_Work order:_ Look for the word "expenses" in the entries and copy every line where it shows up.

_Data extracts:_

-- Opening Marker --

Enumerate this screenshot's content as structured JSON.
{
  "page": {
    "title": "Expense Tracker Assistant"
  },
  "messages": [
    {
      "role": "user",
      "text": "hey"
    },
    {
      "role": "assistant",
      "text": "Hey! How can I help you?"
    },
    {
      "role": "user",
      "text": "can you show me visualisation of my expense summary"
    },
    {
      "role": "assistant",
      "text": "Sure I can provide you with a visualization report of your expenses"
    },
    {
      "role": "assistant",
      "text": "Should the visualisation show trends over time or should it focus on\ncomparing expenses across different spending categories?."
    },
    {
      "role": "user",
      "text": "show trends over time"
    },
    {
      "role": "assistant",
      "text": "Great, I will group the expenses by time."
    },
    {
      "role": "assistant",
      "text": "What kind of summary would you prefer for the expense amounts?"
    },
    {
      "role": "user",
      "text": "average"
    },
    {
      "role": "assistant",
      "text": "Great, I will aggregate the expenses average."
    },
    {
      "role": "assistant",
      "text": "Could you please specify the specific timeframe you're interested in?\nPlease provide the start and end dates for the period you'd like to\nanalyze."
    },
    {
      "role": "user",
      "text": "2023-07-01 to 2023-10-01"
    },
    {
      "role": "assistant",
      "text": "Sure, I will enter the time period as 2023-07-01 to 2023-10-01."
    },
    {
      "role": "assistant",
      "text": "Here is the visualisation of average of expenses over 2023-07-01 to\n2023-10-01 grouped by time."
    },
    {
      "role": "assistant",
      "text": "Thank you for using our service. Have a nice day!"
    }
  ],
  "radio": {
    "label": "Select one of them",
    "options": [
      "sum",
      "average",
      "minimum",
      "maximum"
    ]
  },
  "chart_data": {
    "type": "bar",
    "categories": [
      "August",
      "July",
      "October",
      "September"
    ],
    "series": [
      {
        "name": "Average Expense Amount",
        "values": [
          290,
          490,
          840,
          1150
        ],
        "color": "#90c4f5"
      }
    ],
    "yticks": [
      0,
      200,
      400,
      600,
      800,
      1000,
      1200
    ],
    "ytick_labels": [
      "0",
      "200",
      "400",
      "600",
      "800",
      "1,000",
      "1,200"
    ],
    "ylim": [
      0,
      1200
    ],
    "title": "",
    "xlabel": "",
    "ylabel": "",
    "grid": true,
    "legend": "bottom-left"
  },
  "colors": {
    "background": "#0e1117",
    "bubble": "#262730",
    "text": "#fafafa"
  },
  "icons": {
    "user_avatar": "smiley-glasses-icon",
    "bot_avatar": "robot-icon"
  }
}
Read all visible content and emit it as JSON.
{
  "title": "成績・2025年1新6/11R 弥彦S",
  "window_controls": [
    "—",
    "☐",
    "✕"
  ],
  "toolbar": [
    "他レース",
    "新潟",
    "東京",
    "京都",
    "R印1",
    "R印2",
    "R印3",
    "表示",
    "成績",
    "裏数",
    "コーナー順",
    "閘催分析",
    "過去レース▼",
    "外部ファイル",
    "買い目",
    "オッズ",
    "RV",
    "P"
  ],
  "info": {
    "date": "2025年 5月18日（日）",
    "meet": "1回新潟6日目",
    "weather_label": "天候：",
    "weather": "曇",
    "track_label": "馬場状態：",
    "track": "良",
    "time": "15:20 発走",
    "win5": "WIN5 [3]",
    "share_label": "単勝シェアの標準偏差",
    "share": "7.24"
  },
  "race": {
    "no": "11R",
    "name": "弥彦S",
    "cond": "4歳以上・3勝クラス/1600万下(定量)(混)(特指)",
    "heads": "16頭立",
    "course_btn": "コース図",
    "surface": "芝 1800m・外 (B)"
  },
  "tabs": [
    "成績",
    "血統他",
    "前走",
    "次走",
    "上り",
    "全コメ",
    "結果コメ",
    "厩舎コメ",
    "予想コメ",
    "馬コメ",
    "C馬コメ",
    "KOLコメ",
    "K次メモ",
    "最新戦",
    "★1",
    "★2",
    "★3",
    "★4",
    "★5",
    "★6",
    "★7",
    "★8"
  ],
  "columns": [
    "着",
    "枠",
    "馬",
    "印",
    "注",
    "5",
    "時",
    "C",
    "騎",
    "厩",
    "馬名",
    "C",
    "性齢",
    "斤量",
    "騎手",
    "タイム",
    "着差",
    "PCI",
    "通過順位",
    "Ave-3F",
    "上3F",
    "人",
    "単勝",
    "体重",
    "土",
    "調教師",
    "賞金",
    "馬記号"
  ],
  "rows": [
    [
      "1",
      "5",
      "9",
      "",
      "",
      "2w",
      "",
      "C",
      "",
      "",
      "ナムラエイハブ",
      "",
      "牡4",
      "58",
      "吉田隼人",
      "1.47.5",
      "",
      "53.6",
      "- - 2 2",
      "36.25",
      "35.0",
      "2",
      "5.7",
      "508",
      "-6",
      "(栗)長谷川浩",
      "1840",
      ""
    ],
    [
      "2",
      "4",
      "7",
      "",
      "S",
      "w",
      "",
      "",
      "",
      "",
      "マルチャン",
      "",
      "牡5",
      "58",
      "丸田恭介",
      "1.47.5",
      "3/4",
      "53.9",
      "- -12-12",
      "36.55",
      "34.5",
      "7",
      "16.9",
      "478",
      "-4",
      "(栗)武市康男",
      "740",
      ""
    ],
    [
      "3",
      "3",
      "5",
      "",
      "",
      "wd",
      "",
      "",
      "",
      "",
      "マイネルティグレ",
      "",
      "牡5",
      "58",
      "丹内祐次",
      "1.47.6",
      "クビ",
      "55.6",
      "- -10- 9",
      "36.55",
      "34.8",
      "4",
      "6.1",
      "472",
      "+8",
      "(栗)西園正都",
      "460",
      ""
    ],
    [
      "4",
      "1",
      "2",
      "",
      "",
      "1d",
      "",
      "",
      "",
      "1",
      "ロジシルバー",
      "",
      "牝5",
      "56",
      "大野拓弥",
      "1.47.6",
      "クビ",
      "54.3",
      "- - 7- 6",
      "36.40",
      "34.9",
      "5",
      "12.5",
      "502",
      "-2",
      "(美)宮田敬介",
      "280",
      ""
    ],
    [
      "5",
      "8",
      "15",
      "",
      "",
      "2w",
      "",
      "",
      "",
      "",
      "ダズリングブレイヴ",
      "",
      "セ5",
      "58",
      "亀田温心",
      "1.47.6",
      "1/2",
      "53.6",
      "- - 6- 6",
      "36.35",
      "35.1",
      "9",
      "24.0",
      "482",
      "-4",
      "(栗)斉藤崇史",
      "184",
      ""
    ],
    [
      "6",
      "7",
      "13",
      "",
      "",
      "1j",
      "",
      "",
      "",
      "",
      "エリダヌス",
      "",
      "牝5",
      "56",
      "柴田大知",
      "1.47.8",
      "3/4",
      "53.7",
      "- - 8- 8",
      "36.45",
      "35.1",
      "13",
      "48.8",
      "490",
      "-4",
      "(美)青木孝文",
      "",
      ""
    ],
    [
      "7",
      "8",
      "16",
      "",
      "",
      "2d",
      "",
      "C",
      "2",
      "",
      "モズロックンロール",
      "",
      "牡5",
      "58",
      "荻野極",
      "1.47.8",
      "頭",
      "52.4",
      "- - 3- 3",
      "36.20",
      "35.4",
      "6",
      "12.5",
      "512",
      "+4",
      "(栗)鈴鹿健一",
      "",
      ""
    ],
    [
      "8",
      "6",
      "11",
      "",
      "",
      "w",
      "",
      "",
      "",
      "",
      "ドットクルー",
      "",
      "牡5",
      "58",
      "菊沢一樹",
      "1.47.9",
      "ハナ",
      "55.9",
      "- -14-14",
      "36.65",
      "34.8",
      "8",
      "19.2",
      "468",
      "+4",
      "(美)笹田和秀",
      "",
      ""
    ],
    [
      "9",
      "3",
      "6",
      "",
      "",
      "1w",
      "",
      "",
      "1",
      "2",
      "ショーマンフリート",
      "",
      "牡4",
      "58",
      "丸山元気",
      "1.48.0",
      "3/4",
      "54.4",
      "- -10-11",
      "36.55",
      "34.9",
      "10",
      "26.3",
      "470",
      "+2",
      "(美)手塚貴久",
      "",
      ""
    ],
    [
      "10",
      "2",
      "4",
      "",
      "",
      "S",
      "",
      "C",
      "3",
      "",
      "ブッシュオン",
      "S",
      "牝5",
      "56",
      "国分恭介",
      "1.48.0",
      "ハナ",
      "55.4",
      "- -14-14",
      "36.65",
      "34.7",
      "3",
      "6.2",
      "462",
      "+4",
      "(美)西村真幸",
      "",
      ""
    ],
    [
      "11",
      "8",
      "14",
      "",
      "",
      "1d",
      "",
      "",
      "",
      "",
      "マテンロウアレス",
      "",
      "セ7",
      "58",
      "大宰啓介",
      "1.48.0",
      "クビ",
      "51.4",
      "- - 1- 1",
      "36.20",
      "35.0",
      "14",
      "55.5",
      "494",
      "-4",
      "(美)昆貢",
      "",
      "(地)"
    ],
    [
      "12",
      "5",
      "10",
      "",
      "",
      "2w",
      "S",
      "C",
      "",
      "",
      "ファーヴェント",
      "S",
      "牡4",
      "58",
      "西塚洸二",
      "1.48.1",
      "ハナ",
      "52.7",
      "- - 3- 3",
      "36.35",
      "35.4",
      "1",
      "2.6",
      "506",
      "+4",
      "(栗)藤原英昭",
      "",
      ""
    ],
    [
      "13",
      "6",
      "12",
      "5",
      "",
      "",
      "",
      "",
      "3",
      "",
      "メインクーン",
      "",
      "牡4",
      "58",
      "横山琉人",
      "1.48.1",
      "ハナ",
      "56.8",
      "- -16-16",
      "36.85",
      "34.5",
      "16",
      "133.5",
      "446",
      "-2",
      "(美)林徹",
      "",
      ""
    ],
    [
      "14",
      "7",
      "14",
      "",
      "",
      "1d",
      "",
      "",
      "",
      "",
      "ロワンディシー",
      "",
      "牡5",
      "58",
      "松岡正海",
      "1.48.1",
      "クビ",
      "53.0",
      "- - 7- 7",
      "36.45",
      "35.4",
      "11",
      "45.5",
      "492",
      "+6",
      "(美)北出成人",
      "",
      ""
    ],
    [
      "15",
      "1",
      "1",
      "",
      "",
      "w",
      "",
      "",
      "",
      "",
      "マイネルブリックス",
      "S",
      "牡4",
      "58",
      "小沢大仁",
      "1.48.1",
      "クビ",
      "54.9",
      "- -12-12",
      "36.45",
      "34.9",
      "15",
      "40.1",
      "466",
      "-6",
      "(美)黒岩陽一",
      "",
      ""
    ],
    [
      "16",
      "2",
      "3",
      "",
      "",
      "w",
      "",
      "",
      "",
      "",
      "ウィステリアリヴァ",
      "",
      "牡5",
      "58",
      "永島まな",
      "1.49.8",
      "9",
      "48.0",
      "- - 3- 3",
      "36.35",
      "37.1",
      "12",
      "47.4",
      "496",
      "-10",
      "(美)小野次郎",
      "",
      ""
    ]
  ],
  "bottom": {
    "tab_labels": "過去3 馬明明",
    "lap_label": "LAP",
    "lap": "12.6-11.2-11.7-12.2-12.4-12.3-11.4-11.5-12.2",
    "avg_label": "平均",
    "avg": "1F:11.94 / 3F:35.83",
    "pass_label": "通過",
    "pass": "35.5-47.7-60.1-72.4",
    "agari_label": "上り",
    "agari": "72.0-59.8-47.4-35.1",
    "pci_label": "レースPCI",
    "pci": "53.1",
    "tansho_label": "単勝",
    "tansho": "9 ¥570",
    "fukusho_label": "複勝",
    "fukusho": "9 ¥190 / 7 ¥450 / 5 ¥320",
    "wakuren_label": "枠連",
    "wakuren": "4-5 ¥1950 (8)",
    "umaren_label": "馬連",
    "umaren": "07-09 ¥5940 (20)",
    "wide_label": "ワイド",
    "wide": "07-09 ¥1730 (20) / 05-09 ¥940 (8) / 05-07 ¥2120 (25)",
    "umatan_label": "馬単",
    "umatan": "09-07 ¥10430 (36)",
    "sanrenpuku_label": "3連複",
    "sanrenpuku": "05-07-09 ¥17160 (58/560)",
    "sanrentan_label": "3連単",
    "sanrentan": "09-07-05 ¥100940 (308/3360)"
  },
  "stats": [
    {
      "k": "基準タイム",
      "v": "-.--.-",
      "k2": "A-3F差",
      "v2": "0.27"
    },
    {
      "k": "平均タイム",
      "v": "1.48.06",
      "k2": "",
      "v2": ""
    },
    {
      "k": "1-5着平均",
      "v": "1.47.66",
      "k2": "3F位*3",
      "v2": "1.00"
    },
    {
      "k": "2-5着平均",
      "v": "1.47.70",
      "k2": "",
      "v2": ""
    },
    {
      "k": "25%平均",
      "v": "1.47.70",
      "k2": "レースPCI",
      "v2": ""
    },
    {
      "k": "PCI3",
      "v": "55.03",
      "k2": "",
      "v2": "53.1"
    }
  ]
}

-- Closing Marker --

_Result for this exercise:_
      "text": "Sure I can provide you with a visualization report of your expenses"
      "text": "Should the visualisation show trends over time or should it focus on\ncomparing expenses across different spending categories?."
      "text": "Great, I will group the expenses by time."
      "text": "Great, I will aggregate the expenses average."
      "text": "Here is the visualisation of average of expenses over 2023-07-01 to\n2023-10-01 grouped by time."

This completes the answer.